▶ _Source material_:

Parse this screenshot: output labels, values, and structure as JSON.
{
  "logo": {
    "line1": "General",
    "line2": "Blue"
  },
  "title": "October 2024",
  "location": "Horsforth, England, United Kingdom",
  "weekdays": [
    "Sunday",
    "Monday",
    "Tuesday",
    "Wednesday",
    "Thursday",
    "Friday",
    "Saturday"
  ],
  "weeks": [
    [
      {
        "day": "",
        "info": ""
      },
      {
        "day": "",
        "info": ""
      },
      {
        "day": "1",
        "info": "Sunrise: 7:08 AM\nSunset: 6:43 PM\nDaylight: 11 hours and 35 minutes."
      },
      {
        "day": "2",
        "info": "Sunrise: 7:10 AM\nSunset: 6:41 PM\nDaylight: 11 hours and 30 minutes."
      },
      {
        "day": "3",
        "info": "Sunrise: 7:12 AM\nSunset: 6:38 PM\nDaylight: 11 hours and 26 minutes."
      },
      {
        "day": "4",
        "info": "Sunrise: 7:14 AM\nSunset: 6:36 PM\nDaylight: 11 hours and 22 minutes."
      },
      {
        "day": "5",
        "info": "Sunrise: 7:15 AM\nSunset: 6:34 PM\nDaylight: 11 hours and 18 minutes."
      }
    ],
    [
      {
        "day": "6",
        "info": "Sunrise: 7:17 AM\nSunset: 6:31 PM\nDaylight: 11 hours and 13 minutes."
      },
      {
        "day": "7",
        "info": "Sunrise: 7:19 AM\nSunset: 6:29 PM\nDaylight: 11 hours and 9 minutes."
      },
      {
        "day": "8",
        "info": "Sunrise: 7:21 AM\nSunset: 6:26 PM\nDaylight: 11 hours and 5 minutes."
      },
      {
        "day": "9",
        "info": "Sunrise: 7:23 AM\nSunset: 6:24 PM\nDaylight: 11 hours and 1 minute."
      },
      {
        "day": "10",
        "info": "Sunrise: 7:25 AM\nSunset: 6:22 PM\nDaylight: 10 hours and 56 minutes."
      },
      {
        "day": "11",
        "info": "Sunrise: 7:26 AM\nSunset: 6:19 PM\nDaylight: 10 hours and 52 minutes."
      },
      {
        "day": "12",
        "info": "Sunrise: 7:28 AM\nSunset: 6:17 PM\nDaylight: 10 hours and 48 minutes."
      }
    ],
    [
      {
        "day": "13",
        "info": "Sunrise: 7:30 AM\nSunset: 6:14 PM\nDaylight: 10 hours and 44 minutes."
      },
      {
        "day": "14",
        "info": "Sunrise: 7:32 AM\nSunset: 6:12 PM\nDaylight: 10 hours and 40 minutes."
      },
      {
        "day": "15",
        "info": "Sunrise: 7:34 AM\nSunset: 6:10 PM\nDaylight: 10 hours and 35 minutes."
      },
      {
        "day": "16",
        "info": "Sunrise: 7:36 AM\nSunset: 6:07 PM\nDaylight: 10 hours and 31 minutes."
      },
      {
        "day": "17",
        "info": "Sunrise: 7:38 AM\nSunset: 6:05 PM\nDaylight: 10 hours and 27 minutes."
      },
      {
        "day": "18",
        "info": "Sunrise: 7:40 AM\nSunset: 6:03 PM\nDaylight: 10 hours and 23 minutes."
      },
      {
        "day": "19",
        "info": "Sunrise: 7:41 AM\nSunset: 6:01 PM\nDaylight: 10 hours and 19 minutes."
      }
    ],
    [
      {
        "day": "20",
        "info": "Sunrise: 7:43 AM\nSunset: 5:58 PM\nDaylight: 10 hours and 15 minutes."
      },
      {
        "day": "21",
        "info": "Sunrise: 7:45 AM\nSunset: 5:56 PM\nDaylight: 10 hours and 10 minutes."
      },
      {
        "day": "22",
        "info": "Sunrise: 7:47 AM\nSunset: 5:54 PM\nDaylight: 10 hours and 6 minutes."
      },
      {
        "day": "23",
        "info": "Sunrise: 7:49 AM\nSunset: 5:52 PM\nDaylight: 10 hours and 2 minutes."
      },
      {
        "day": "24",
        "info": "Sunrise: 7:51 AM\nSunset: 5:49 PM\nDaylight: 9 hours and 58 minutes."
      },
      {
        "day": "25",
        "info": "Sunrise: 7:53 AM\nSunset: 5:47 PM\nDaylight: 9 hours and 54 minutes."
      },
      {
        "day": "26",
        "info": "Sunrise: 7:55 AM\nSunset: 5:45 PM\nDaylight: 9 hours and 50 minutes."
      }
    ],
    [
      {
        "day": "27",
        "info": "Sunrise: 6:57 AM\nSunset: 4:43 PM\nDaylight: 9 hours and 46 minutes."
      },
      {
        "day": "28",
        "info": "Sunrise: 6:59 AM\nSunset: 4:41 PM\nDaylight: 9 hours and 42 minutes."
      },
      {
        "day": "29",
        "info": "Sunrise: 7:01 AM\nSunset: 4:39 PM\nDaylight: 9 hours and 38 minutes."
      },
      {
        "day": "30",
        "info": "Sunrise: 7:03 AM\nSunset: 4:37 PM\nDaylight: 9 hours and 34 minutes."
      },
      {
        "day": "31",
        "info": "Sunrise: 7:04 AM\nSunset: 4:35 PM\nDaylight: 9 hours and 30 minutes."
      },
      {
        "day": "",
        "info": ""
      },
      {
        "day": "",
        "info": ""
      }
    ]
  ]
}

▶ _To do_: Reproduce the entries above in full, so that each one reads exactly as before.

▶ _Your response_:
Parse this screenshot: output labels, values, and structure as JSON.
{
  "logo": {
    "line1": "General",
    "line2": "Blue"
  },
  "title": "October 2024",
  "location": "Horsforth, England, United Kingdom",
  "weekdays": [
    "Sunday",
    "Monday",
    "Tuesday",
    "Wednesday",
    "Thursday",
    "Friday",
    "Saturday"
  ],
  "weeks": [
    [
      {
        "day": "",
        "info": ""
      },
      {
        "day": "",
        "info": ""
      },
      {
        "day": "1",
        "info": "Sunrise: 7:08 AM\nSunset: 6:43 PM\nDaylight: 11 hours and 35 minutes."
      },
      {
        "day": "2",
        "info": "Sunrise: 7:10 AM\nSunset: 6:41 PM\nDaylight: 11 hours and 30 minutes."
      },
      {
        "day": "3",
        "info": "Sunrise: 7:12 AM\nSunset: 6:38 PM\nDaylight: 11 hours and 26 minutes."
      },
      {
        "day": "4",
        "info": "Sunrise: 7:14 AM\nSunset: 6:36 PM\nDaylight: 11 hours and 22 minutes."
      },
      {
        "day": "5",
        "info": "Sunrise: 7:15 AM\nSunset: 6:34 PM\nDaylight: 11 hours and 18 minutes."
      }
    ],
    [
      {
        "day": "6",
        "info": "Sunrise: 7:17 AM\nSunset: 6:31 PM\nDaylight: 11 hours and 13 minutes."
      },
      {
        "day": "7",
        "info": "Sunrise: 7:19 AM\nSunset: 6:29 PM\nDaylight: 11 hours and 9 minutes."
      },
      {
        "day": "8",
        "info": "Sunrise: 7:21 AM\nSunset: 6:26 PM\nDaylight: 11 hours and 5 minutes."
      },
      {
        "day": "9",
        "info": "Sunrise: 7:23 AM\nSunset: 6:24 PM\nDaylight: 11 hours and 1 minute."
      },
      {
        "day": "10",
        "info": "Sunrise: 7:25 AM\nSunset: 6:22 PM\nDaylight: 10 hours and 56 minutes."
      },
      {
        "day": "11",
        "info": "Sunrise: 7:26 AM\nSunset: 6:19 PM\nDaylight: 10 hours and 52 minutes."
      },
      {
        "day": "12",
        "info": "Sunrise: 7:28 AM\nSunset: 6:17 PM\nDaylight: 10 hours and 48 minutes."
      }
    ],
    [
      {
        "day": "13",
        "info": "Sunrise: 7:30 AM\nSunset: 6:14 PM\nDaylight: 10 hours and 44 minutes."
      },
      {
        "day": "14",
        "info": "Sunrise: 7:32 AM\nSunset: 6:12 PM\nDaylight: 10 hours and 40 minutes."
      },
      {
        "day": "15",
        "info": "Sunrise: 7:34 AM\nSunset: 6:10 PM\nDaylight: 10 hours and 35 minutes."
      },
      {
        "day": "16",
        "info": "Sunrise: 7:36 AM\nSunset: 6:07 PM\nDaylight: 10 hours and 31 minutes."
      },
      {
        "day": "17",
        "info": "Sunrise: 7:38 AM\nSunset: 6:05 PM\nDaylight: 10 hours and 27 minutes."
      },
      {
        "day": "18",
        "info": "Sunrise: 7:40 AM\nSunset: 6:03 PM\nDaylight: 10 hours and 23 minutes."
      },
      {
        "day": "19",
        "info": "Sunrise: 7:41 AM\nSunset: 6:01 PM\nDaylight: 10 hours and 19 minutes."
      }
    ],
    [
      {
        "day": "20",
        "info": "Sunrise: 7:43 AM\nSunset: 5:58 PM\nDaylight: 10 hours and 15 minutes."
      },
      {
        "day": "21",
        "info": "Sunrise: 7:45 AM\nSunset: 5:56 PM\nDaylight: 10 hours and 10 minutes."
      },
      {
        "day": "22",
        "info": "Sunrise: 7:47 AM\nSunset: 5:54 PM\nDaylight: 10 hours and 6 minutes."
      },
      {
        "day": "23",
        "info": "Sunrise: 7:49 AM\nSunset: 5:52 PM\nDaylight: 10 hours and 2 minutes."
      },
      {
        "day": "24",
        "info": "Sunrise: 7:51 AM\nSunset: 5:49 PM\nDaylight: 9 hours and 58 minutes."
      },
      {
        "day": "25",
        "info": "Sunrise: 7:53 AM\nSunset: 5:47 PM\nDaylight: 9 hours and 54 minutes."
      },
      {
        "day": "26",
        "info": "Sunrise: 7:55 AM\nSunset: 5:45 PM\nDaylight: 9 hours and 50 minutes."
      }
    ],
    [
      {
        "day": "27",
        "info": "Sunrise: 6:57 AM\nSunset: 4:43 PM\nDaylight: 9 hours and 46 minutes."
      },
      {
        "day": "28",
        "info": "Sunrise: 6:59 AM\nSunset: 4:41 PM\nDaylight: 9 hours and 42 minutes."
      },
      {
        "day": "29",
        "info": "Sunrise: 7:01 AM\nSunset: 4:39 PM\nDaylight: 9 hours and 38 minutes."
      },
      {
        "day": "30",
        "info": "Sunrise: 7:03 AM\nSunset: 4:37 PM\nDaylight: 9 hours and 34 minutes."
      },
      {
        "day": "31",
        "info": "Sunrise: 7:04 AM\nSunset: 4:35 PM\nDaylight: 9 hours and 30 minutes."
      },
      {
        "day": "",
        "info": ""
      },
      {
        "day": "",
        "info": ""
      }
    ]
  ]
}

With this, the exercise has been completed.